What this task involves =
Return every line of the data that contains the string "icon".

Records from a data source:
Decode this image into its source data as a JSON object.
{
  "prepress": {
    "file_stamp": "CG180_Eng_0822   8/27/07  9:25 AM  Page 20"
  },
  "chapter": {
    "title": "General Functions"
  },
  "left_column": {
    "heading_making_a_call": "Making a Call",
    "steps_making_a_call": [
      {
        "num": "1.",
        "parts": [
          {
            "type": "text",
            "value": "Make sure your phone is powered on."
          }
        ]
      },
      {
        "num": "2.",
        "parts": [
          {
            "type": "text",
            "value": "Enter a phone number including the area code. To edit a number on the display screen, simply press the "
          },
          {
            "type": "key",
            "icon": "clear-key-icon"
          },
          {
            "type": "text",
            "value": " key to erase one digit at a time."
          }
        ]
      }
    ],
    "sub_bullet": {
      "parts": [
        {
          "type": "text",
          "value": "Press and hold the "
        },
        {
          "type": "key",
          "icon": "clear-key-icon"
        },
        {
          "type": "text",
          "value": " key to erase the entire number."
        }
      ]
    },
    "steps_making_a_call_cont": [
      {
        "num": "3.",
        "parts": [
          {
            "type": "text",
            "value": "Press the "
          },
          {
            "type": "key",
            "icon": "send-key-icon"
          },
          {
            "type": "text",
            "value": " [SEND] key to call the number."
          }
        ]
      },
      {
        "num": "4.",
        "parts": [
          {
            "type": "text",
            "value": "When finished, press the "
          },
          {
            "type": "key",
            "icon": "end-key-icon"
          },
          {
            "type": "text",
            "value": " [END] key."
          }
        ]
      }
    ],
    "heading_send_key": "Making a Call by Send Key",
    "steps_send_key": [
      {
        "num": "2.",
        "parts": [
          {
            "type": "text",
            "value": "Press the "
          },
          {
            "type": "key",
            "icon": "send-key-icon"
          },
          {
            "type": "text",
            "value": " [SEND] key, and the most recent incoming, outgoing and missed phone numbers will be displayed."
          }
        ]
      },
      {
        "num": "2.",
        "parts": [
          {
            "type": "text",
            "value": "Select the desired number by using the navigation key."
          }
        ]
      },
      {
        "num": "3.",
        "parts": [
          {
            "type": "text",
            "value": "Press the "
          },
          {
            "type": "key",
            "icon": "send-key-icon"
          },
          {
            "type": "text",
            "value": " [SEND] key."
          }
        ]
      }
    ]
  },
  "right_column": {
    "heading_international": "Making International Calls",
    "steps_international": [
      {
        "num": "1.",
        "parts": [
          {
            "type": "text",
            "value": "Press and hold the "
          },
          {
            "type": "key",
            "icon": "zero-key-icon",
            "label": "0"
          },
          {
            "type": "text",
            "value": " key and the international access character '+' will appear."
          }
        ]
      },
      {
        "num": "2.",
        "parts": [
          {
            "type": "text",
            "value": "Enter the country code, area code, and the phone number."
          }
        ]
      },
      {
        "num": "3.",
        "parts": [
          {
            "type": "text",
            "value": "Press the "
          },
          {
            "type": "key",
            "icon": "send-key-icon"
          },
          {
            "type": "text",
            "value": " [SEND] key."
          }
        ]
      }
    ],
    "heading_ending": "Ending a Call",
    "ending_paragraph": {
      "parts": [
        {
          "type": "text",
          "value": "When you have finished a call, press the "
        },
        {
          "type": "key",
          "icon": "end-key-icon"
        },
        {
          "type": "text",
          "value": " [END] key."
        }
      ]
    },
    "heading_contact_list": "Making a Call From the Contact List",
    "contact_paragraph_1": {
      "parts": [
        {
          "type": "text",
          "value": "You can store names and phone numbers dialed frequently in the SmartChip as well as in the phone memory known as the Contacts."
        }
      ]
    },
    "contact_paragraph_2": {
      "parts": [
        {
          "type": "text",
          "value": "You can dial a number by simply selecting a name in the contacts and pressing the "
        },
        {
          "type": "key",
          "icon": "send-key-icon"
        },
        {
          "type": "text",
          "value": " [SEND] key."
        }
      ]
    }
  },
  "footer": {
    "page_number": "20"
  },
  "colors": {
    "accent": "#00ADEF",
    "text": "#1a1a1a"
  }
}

Reply to the exercise =
            "icon": "clear-key-icon"
          "icon": "clear-key-icon"
            "icon": "send-key-icon"
            "icon": "end-key-icon"
            "icon": "send-key-icon"
            "icon": "send-key-icon"
            "icon": "zero-key-icon",
            "icon": "send-key-icon"
          "icon": "end-key-icon"
          "icon": "send-key-icon"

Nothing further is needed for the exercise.